Waterloo, On-based Maluuba recently announced the release of its voice recognition personal assistant app for Android outside North America in the UK, Ireland, and Australia, and in public beta globally. The company’s app is often called Siri for Android, and has gained significant traction after presenting at the TechCrunch Disrupt conference in September. It raised a seed round of $2 million from Samsung Ventures earlier in the year and is in the process of raising its Series A funding round.
The company’s app revolves around its natural language processing technology that breaks down text and voice speech contextually to provide users with a correct match for their query. “The problem Maluuba tries to solve is getting users the result they want. Unlike a search engine that gives you web links and things that are related to keywords you’re looking for, Maluuba finds you exactly what you’re looking for by understanding the natural language of what you ask,” Maluuba’s user experience lead Tareq Ismail said in an interview.
Currently, the app has functionality in 18 different categories and can help users with a wide array of functions in response to their questions, including weather, directions, restaurants, movie listings, concerts, stores, and everything to do with organizing their day, be it an appointment, reminder, or new task. The company’s technology integrates with other third-party APIs and taps into platforms like Yelp, foursquare and Facebook to provide sharing integration and will even remind users of their friends’ birthdays. The core of the app revolves around a timeline feature that acts as a backbone for a user’s activity, in which they can plan their days, or schedule meetings, meals and other activities while simultaneously getting responses from the app.

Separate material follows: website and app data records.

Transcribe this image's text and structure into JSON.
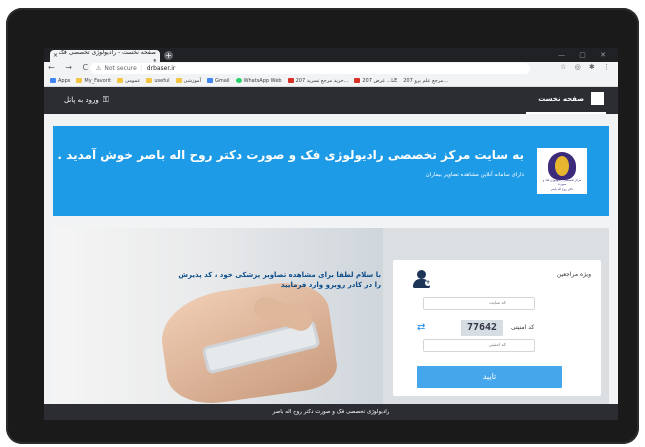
{
  "browser": {
    "tab_title": "صفحه نخست - رادیولوژی تخصصی فک و",
    "tab_close": "×",
    "new_tab": "+",
    "window_controls": "— ▢ ✕",
    "nav": "← → C",
    "security_label": "Not secure",
    "url": "drbaser.ir",
    "extras": "☆ ◎ ✱ ⋮",
    "bookmarks": [
      "Apps",
      "My_Favorit",
      "عمومی",
      "useful",
      "آموزشی",
      "Gmail",
      "WhatsApp Web",
      "خرید مرجع تسرید 207...",
      "غرض 207 ...LE",
      "مرجع علم پرو 207..."
    ]
  },
  "site": {
    "nav_home": "صفحه نخست",
    "login_label": "ورود به پانل",
    "banner_title": "به سایت مرکز تخصصی رادیولوژی فک و صورت دکتر روح اله باصر خوش آمدید .",
    "banner_subtitle": "دارای سامانه آنلاین مشاهده تصاویر بیماران",
    "logo_text1": "مرکز تخصصی رادیولوژی فک و صورت",
    "logo_text2": "دکتر روح اله باصر",
    "photo_text": "با سلام لطفا برای مشاهده تصاویر پزشکی خود ، کد پذیرش را در کادر روبرو وارد فرمایید",
    "form": {
      "title": "ویژه مراجعین",
      "site_code_placeholder": "کد سایت",
      "captcha_label": "کد امنیتی",
      "captcha_value": "77642",
      "security_placeholder": "کد امنیتی",
      "submit_label": "تایید"
    },
    "footer": "رادیولوژی تخصصی فک و صورت دکتر روح اله باصر"
  },
  "colors": {
    "banner": "#1e9be6",
    "header": "#2b2d33",
    "button": "#45a6ec"
  }
}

“When we looked at this problem, we just didn’t want to be a Siri clone, we were working on this before Siri was even announced for the iPhone, what we were trying to do was answer any question or any request a user had with an appropriate answer,” Ismail added. “When we were choosing what to support we realized a lot of things revolved around organizing your life, so a big part of the app is bringing that together in a harmonious ways.”
In regards to monetization strategies for the app, the company is looking to approach the issue from the perspective of wanting to close the loop for users by completing transactions. So if a user were to ask for movie listings, the platform would not just show movie listings, but then provide the ability to purchase tickets. The natural extension would then be towards products and services, the exact details of which the company was not willing to disclose.
Google also released its own alternative to Siri in Google Now, available for the latest range of Android phones, and comes with the ability to take advantage of both voice recognition and Google search to create both a voice-response system and passive tile display of information. However, Maluuba’s app is available on any version of Android and the company’s decision to focus on the Android market has a lot to do with its growth strategy.
“Our focus on Android was for a few reasons, the first one being we thought the Android ecosystem was a great opportunity for our application. Siri is only available on the latest iPhone, and even our competitor Google Now is only available on the latest Android phones, our app supports everything,” Ismail said. “We really want to take voice to the masses, we worked really hard to have our app work on smaller screen sizes, because that’s how we think we can have everybody embrace the future.”
The company mentioned the other reason for focusing on Android is that its open ecosystem is now being used to power the next wave of smart appliances, cars, and more, and the team sees a great value in having that flexibility to broaden its services. It does however plan on releasing an iOS app and Windows Phone app in the near future, and potentially even on the BlackBerry 10 platform after its release in 2013. With more international launches planned, as well as a Series A funding round on its way, the company is trying to be the best alternative to Siri, and soon will go head-to-head with the popular Apple assistant. With other intelligent assistants like Google Now, Saga and Evi trying to be users’ go-to place for recommendations, it will be interesting to see who will lead the virtual personal assistant pack.